= Brief =
Work through the data and report how many lines include the string "legend", giving the number alone.

Data records for software interfaces

※

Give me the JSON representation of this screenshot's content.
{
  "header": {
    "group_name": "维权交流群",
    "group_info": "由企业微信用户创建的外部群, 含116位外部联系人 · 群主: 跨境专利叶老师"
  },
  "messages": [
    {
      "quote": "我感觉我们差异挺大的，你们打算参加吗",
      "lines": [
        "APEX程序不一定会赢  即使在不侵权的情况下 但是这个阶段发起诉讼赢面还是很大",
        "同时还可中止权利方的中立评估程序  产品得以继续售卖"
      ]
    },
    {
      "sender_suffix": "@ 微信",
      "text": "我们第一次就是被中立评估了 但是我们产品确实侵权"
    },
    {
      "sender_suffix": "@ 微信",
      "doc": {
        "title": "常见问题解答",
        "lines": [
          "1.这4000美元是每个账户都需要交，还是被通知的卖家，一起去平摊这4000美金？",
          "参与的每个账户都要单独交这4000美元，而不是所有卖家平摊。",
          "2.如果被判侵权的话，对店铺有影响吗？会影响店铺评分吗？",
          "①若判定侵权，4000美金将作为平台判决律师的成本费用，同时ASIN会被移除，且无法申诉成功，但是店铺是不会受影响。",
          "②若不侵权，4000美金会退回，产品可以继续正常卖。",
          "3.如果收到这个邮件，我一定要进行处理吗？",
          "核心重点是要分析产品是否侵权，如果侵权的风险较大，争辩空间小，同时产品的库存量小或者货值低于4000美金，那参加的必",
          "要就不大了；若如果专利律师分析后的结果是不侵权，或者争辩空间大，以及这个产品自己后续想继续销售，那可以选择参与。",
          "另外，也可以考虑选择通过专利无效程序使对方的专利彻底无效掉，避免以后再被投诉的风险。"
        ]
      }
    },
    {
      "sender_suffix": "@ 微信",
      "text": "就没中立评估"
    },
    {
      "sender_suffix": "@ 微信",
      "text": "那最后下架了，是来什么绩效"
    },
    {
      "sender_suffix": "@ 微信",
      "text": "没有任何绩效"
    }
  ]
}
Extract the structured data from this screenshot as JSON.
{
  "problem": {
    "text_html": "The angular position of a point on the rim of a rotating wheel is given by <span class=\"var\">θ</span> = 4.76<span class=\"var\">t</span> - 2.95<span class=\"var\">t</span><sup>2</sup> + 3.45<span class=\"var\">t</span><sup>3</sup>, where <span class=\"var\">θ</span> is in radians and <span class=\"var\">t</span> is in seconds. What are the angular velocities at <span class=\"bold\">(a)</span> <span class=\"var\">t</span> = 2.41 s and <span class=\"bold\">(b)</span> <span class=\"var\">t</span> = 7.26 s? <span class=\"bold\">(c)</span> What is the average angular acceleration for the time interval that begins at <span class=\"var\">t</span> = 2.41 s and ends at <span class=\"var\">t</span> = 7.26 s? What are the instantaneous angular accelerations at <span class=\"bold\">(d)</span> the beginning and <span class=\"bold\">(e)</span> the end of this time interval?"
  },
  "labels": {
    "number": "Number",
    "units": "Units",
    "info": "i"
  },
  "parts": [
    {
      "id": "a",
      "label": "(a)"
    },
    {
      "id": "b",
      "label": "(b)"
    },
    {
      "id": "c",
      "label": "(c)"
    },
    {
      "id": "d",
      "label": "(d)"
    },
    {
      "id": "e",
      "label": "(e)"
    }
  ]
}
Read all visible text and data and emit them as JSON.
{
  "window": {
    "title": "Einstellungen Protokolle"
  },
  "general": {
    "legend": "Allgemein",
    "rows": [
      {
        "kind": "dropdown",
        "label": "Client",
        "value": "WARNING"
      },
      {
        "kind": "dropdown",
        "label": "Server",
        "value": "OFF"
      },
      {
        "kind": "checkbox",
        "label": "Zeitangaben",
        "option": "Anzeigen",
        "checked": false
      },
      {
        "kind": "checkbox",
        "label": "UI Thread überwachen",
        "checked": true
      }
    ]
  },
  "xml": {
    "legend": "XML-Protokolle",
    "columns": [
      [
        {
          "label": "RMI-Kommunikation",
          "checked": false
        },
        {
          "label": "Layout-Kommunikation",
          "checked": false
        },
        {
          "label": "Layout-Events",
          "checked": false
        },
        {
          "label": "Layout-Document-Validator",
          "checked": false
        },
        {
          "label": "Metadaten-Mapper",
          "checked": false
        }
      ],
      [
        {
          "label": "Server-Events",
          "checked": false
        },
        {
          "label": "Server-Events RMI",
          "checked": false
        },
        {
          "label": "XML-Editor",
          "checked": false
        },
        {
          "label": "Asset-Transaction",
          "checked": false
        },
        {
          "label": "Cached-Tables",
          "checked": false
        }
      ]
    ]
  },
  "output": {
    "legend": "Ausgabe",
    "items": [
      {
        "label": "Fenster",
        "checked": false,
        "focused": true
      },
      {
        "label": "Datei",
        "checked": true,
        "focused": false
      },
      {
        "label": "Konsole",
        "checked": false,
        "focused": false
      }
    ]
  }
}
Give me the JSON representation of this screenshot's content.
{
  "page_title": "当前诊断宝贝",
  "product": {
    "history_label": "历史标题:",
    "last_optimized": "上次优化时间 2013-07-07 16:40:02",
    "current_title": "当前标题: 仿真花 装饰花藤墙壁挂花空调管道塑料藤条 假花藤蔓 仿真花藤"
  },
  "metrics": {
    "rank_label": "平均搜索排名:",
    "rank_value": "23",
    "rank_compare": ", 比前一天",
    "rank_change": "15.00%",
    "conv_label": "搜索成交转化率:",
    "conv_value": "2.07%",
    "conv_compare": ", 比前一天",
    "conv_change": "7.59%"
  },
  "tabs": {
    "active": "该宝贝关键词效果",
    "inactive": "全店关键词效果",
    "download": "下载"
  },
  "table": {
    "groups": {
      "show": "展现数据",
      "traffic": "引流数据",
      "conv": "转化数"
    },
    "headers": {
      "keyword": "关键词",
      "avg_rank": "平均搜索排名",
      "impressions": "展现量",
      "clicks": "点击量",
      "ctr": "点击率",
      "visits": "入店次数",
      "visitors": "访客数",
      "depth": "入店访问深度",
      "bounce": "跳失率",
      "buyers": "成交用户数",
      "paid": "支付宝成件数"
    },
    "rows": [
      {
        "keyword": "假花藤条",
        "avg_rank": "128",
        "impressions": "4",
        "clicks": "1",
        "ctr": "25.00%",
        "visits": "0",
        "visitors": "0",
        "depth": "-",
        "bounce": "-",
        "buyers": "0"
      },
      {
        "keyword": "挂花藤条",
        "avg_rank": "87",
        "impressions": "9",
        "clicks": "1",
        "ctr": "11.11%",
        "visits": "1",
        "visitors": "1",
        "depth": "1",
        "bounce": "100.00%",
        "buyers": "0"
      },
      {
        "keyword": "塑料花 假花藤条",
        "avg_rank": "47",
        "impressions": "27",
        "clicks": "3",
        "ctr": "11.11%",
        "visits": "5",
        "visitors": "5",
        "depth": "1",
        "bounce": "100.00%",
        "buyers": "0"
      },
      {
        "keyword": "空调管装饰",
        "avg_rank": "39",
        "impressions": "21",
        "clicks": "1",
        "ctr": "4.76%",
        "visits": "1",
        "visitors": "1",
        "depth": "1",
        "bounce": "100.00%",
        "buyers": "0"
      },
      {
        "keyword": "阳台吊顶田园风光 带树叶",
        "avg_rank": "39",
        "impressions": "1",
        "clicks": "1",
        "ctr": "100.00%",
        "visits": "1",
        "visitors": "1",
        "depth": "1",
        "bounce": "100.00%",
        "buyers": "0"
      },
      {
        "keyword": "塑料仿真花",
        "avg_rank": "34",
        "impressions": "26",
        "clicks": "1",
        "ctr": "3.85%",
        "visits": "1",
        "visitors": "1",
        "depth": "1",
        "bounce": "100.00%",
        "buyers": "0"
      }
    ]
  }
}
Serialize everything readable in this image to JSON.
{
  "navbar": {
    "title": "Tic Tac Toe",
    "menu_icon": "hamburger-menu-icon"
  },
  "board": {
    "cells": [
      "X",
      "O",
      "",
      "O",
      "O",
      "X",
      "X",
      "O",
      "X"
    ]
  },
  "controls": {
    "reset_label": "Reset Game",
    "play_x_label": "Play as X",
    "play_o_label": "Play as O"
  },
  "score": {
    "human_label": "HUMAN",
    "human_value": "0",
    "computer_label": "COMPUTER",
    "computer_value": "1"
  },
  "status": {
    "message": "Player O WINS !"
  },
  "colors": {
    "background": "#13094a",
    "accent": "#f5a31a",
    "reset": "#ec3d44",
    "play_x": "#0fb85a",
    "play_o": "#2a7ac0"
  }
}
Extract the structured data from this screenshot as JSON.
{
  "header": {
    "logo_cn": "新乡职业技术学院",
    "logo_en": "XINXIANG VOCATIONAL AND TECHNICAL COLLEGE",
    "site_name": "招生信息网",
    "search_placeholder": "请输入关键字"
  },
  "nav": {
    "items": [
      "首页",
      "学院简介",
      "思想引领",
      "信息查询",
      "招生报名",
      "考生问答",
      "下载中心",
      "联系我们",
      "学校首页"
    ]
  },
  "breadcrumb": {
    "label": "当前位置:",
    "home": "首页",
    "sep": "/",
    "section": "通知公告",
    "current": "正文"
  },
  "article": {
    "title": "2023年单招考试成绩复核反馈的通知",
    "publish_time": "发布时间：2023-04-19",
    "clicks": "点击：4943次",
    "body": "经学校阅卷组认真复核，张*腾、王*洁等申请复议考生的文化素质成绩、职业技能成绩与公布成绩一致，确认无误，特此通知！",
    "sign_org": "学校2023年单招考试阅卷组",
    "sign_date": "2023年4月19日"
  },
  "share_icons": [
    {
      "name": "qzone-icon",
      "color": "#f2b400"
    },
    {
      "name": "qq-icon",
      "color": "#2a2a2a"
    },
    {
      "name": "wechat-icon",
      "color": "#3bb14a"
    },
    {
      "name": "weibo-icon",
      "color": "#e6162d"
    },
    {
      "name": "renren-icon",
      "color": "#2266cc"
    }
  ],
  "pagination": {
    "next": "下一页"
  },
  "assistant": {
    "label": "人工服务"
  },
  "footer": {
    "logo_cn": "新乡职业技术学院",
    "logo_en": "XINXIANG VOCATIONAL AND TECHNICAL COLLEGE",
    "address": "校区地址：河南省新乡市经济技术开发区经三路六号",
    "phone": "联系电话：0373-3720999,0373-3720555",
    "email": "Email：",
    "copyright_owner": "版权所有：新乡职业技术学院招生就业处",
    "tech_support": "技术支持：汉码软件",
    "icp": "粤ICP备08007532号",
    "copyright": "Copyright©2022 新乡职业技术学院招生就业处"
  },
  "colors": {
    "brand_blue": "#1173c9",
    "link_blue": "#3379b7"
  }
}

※

= Result of the exercise =
3